Work instructions
Pictures stay out of the copy, and everything else in the data below is repeated exactly.

Raw data
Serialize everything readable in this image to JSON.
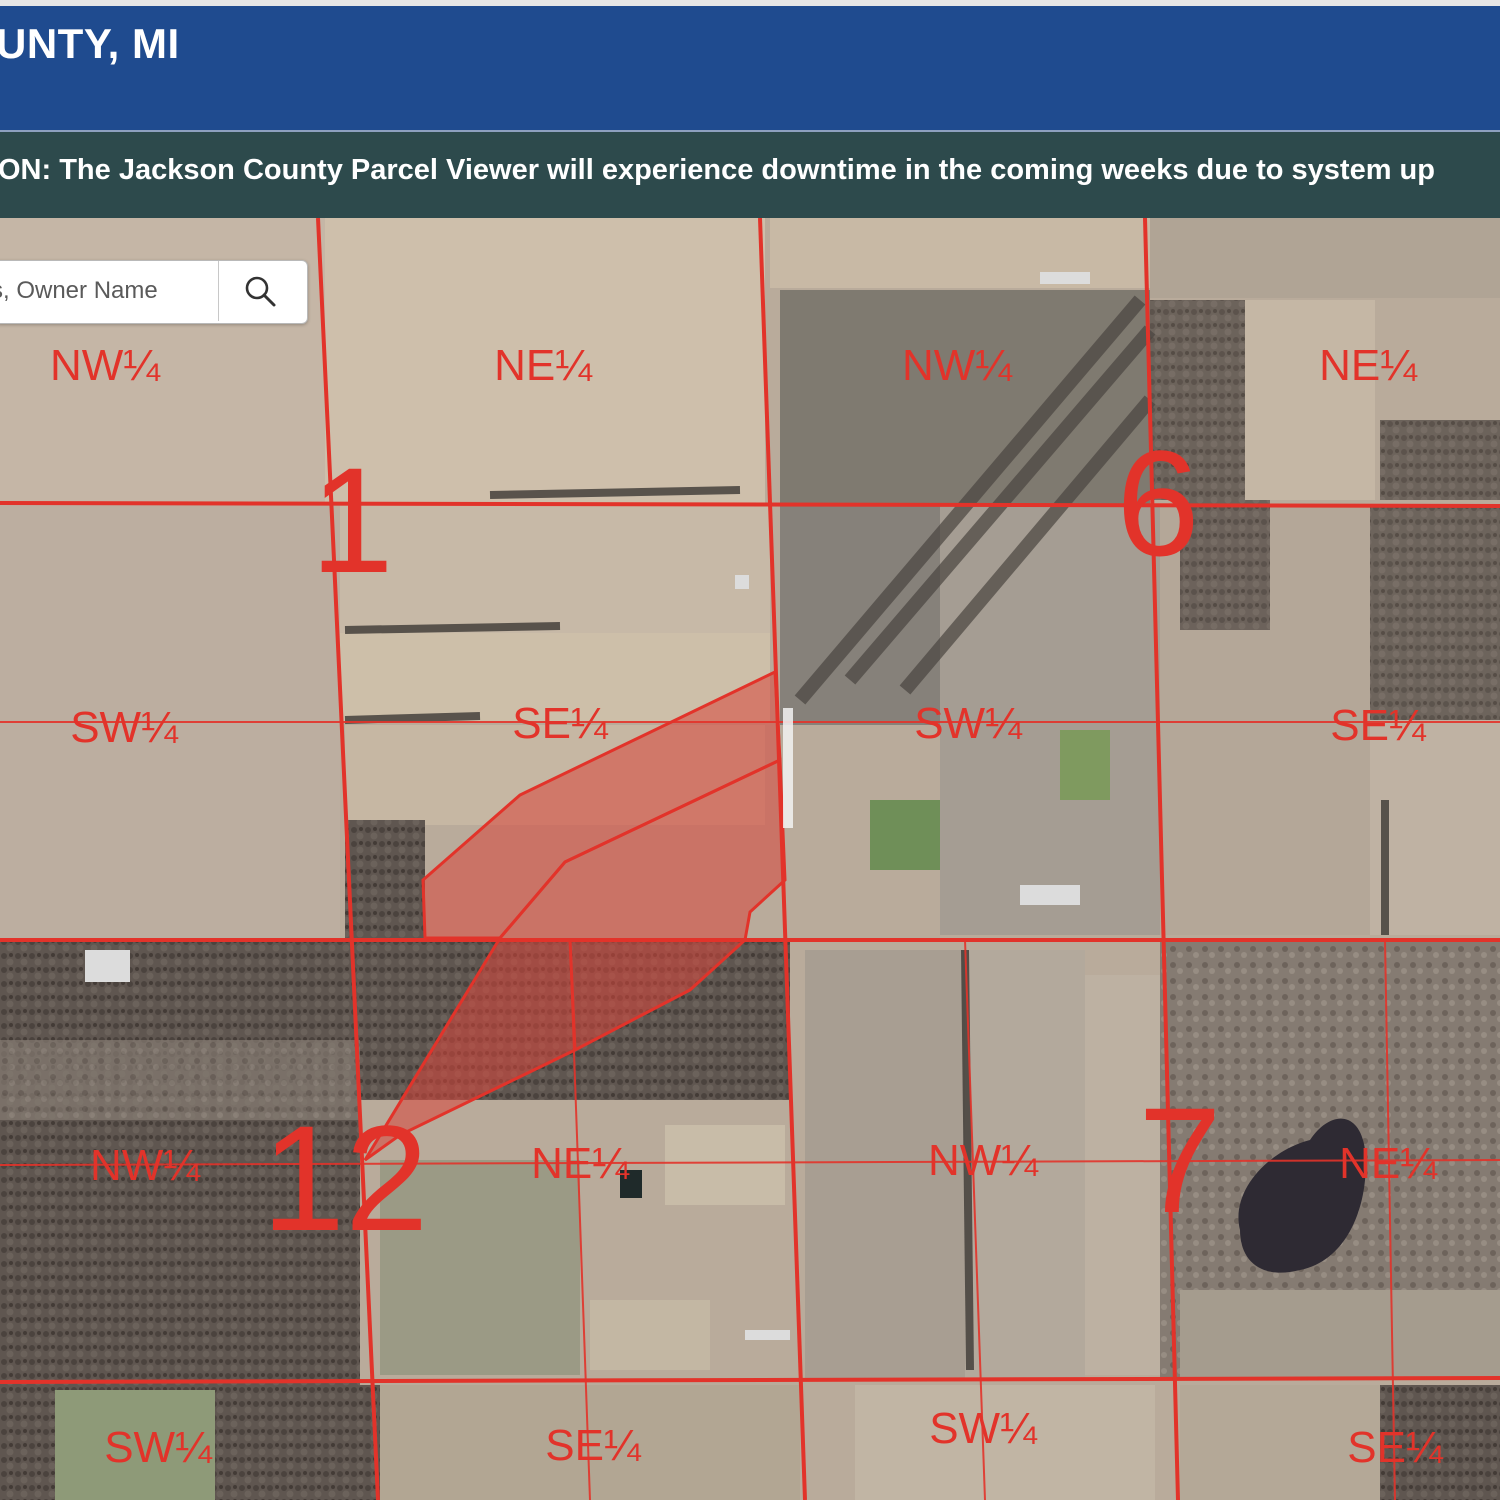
{
  "header": {
    "title": "UNTY, MI"
  },
  "notice": {
    "text": "ON: The Jackson County Parcel Viewer will experience downtime in the coming weeks due to system up"
  },
  "search": {
    "placeholder": "s, Owner Name"
  },
  "map": {
    "sections": [
      {
        "number": "1"
      },
      {
        "number": "6"
      },
      {
        "number": "12"
      },
      {
        "number": "7"
      }
    ],
    "quarter_labels": [
      "NW¼",
      "NE¼",
      "NW¼",
      "NE¼",
      "SW¼",
      "SE¼",
      "SW¼",
      "SE¼",
      "NW¼",
      "NE¼",
      "NW¼",
      "NE¼",
      "SW¼",
      "SE¼",
      "SW¼",
      "SE¼"
    ],
    "colors": {
      "section_line": "#e2332a",
      "selected_parcel_fill": "#d9453a",
      "label": "#e2332a"
    }
  }
}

Written solution
Serialize everything readable in this image to JSON.
{
  "header": {
    "title": "UNTY, MI"
  },
  "notice": {
    "text": "ON: The Jackson County Parcel Viewer will experience downtime in the coming weeks due to system up"
  },
  "search": {
    "placeholder": "s, Owner Name"
  },
  "map": {
    "sections": [
      {
        "number": "1"
      },
      {
        "number": "6"
      },
      {
        "number": "12"
      },
      {
        "number": "7"
      }
    ],
    "quarter_labels": [
      "NW¼",
      "NE¼",
      "NW¼",
      "NE¼",
      "SW¼",
      "SE¼",
      "SW¼",
      "SE¼",
      "NW¼",
      "NE¼",
      "NW¼",
      "NE¼",
      "SW¼",
      "SE¼",
      "SW¼",
      "SE¼"
    ],
    "colors": {
      "section_line": "#e2332a",
      "selected_parcel_fill": "#d9453a",
      "label": "#e2332a"
    }
  }
}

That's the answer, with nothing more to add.